Louisville gets ready for a 2016 season in which the Cardinals have a great idea who will be the star and face of the offense. Sophomore quarterback Lamar Jackson emerged as the starter during his true freshman season last year and enters camp this year as the guy expected to lead the Cards.
Jackson looked like a star in the making after taking over the offense last season, finishing the year with more than 1,800 passing yards and 12 touchdowns through the air while also rushing for more than 100 yards in five games.
At no time was his dual-threat ability more on display than in the Cardinals’ Music City Bowl victory against Texas A&M, where he threw for 227 yards and two touchdowns and also ran for 226 yards and two scores.
So Jackson is viewed by many to not only be the ACC’s breakout player this year, he might also be the heir apparent to Clemson’s DeShaun Watson as the league’s next huge star quarterback.

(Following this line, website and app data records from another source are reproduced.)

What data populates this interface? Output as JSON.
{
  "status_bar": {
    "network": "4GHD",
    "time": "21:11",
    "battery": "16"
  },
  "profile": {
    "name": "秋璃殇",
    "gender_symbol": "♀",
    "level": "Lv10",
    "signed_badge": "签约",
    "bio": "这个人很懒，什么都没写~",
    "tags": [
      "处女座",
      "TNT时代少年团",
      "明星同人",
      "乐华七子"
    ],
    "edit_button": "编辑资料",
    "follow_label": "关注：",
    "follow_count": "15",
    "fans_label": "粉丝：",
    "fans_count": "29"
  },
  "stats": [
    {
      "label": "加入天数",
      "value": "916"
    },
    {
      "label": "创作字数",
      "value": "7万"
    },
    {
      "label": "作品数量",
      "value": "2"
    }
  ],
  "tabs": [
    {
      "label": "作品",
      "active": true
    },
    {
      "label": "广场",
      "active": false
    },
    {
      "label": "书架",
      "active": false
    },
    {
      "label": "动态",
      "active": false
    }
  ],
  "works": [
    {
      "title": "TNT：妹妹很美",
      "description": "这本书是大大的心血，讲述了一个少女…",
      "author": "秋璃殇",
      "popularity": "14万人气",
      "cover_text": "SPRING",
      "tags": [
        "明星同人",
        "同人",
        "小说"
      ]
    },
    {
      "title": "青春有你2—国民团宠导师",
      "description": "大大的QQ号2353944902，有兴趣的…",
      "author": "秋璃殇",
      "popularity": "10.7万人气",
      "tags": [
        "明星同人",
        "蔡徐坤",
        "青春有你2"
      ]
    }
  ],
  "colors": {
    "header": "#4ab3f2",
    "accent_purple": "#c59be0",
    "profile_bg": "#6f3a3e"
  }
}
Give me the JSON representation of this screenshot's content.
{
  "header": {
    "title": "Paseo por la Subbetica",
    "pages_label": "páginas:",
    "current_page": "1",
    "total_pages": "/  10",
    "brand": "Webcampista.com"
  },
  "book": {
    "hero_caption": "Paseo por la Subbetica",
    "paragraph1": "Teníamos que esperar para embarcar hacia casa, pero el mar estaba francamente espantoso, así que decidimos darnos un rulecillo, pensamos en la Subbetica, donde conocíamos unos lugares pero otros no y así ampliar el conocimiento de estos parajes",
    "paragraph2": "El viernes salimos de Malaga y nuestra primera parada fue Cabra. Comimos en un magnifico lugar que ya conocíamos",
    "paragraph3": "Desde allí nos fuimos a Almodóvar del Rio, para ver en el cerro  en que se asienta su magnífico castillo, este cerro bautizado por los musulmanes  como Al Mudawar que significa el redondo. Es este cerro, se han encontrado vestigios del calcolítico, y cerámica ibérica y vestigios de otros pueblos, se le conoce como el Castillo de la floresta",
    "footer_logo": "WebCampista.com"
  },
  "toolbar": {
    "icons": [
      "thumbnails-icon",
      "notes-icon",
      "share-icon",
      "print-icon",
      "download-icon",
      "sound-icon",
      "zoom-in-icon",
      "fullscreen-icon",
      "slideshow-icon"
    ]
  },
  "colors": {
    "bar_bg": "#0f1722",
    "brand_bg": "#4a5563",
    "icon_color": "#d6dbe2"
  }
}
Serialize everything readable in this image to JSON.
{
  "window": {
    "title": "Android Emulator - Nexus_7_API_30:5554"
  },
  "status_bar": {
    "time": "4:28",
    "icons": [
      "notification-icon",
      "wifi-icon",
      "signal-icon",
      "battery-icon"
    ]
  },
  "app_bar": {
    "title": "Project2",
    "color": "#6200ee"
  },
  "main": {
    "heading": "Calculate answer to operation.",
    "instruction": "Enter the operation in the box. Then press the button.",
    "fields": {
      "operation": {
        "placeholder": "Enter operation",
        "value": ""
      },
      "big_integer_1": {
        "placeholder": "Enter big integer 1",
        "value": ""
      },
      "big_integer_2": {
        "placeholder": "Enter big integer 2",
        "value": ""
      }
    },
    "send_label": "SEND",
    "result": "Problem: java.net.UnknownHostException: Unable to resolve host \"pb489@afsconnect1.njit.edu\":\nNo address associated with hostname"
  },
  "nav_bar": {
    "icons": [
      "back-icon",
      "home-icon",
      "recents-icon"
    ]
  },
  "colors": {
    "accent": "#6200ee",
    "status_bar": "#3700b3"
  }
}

But for Jackson and the Louisville offense to truly excel he’s going to need some help. Fortunately for the Cards he will work with what could be one of the ACC’s best wide receiver units.
That group is led by senior Jamari Staples. The 6-foot-4, 195-pound Staples brings a nice mix of size and speed to the position and has potential to be an All-ACC pick by the time the year is over. Staples made 37 catches for 638 yards and three touchdowns last season.
Fellow senior James Quick, a former five-star recruit could also be an important factor.
Quick was right there with Staples in terms of production last season, making 39 grabs for 624 yards and five touchdowns.
If there is a knock on Jackson after one see season, it might be a relatively low completion percentage at 54.7 percent. Even in the breakout game against Texas A&M, Jackson completed just 12 of 26 passes and four times last year he had games in which he completed less than 50 percent of his attempts.
But perhaps those numbers can improve as his timing and familiarity with his receivers gets better, and also if he gets more help in the running game.
Senior Brandon Radcliff, who finished second on the team in rushing last year behind Jackson, could be called upon to carry the ball even more and take some of the burden off the quarterback. Radcliffe rushed 139 times for 634 yards and seven touchdowns in 2015. That was a bit of a step back from his promising sophomore season, which saw him rush for 737 yards and 12 touchdowns.
Production in that range would serve the Cards well as they strive to let some of those more veteran players take on a bigger role while the nation’s eyes are on the young quarterback. If nothing else it appears Louisville has plenty of talent on offense surrounding Jackson, which means game planning for the Cardinals won’t be simple.
Jackson, named a captain as just as sophomore, certainly deserves the attention that’s coming his way, but if he and Louisville have as successful a season as hoped — the senior skill position players are also going to play a huge role.